The Court of Chancery existed in New York colony/state from 1683 to 1847. The court possessed jurisdiction in matters of equity rather than law. Equity is a body of doctrine and remedies designed to remove obstructions to justice resulting from the inability of the common-law courts to provide an adequate remedy for every type of grievance or claim. The court held exclusive jurisdiction in matters involving trusteeships, mortgages, mercantile law, women's property rights, and family property settlements.
Among the justices of the Supreme Court of Judicature were such eminent figures as John Jay, James Kent, and Daniel D. Tompkins. Attorneys practicing before the court included Alexander Hamilton, Aaron Burr, Martin Van Buren, and William H. Seward. The Court heard some cases which became famous in American legal history: the trial of John Peter Zenger in 1735, the criminal contempt trial of Samuel S. Frear in 1803, the Livingston steamboat cases, and the libel suits brought by James Fenimore Cooper against Thurlow Weed and others.
Supreme Court of Judicature (1691-1847) finding aids

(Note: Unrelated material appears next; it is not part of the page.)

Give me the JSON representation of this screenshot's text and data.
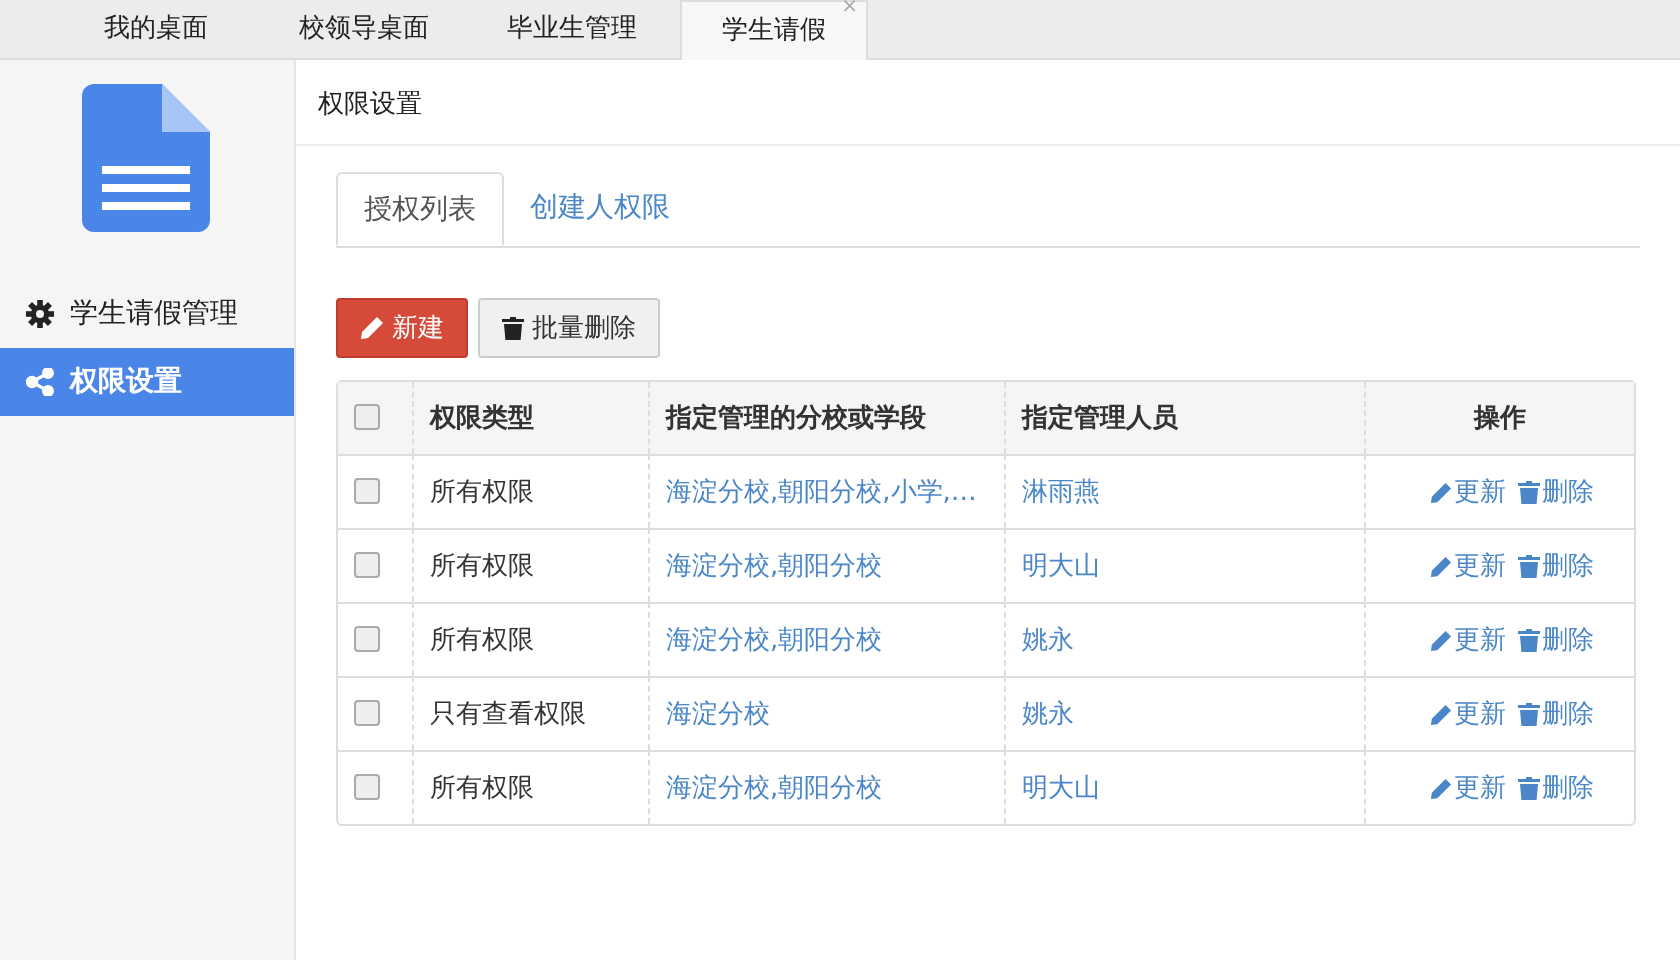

Finding aids provide detailed information about individual record series held by the State Archives. Follow this link to read descriptions of record series that were created by or relate directly to the Supreme Court of Judicature.

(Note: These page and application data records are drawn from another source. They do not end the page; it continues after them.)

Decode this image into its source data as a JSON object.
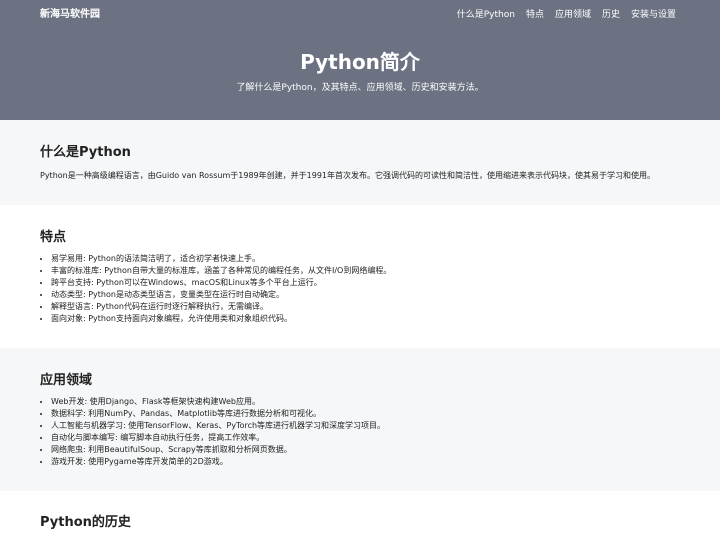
{
  "site": {
    "brand": "新海马软件园"
  },
  "nav": {
    "items": [
      "什么是Python",
      "特点",
      "应用领域",
      "历史",
      "安装与设置"
    ]
  },
  "hero": {
    "title": "Python简介",
    "subtitle": "了解什么是Python，及其特点、应用领域、历史和安装方法。"
  },
  "sections": {
    "about": {
      "title": "什么是Python",
      "text": "Python是一种高级编程语言，由Guido van Rossum于1989年创建，并于1991年首次发布。它强调代码的可读性和简洁性，使用缩进来表示代码块，使其易于学习和使用。"
    },
    "features": {
      "title": "特点",
      "items": [
        "易学易用: Python的语法简洁明了，适合初学者快速上手。",
        "丰富的标准库: Python自带大量的标准库，涵盖了各种常见的编程任务，从文件I/O到网络编程。",
        "跨平台支持: Python可以在Windows、macOS和Linux等多个平台上运行。",
        "动态类型: Python是动态类型语言，变量类型在运行时自动确定。",
        "解释型语言: Python代码在运行时逐行解释执行，无需编译。",
        "面向对象: Python支持面向对象编程，允许使用类和对象组织代码。"
      ]
    },
    "applications": {
      "title": "应用领域",
      "items": [
        "Web开发: 使用Django、Flask等框架快速构建Web应用。",
        "数据科学: 利用NumPy、Pandas、Matplotlib等库进行数据分析和可视化。",
        "人工智能与机器学习: 使用TensorFlow、Keras、PyTorch等库进行机器学习和深度学习项目。",
        "自动化与脚本编写: 编写脚本自动执行任务，提高工作效率。",
        "网络爬虫: 利用BeautifulSoup、Scrapy等库抓取和分析网页数据。",
        "游戏开发: 使用Pygame等库开发简单的2D游戏。"
      ]
    },
    "history": {
      "title": "Python的历史"
    }
  }
}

"Duly and Constantly Kept": A History of the New York Supreme Court, 1691-1847 and An Inventory of Its Records (Albany, Utica, and Geneva Offices), 1797-1847. Albany: A Joint Publication of the New York State Court of Appeals and The New York State Archives and Records Administration, 1991.

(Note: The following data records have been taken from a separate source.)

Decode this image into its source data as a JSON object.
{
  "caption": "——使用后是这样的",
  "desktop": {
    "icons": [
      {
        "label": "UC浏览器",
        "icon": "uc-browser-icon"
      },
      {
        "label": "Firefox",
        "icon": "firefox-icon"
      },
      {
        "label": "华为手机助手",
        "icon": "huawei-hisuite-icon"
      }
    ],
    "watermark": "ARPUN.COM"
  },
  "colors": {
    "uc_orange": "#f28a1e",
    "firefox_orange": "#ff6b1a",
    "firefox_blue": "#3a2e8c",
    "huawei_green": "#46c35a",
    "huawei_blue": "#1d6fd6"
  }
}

This joint publication of the New York State Court of Appeals and the New York State Archives tells the history of the New York Supreme Court and its predecessors, from colonial times until 1847. It is an essential guide to pre-1847 common-law court records in New York State. The State Archives holds all surviving records kept or filed by the clerks of the Supreme Court of Judicature at Albany (1797-1847), Utica (1807-1847), and Geneva (1829-1847).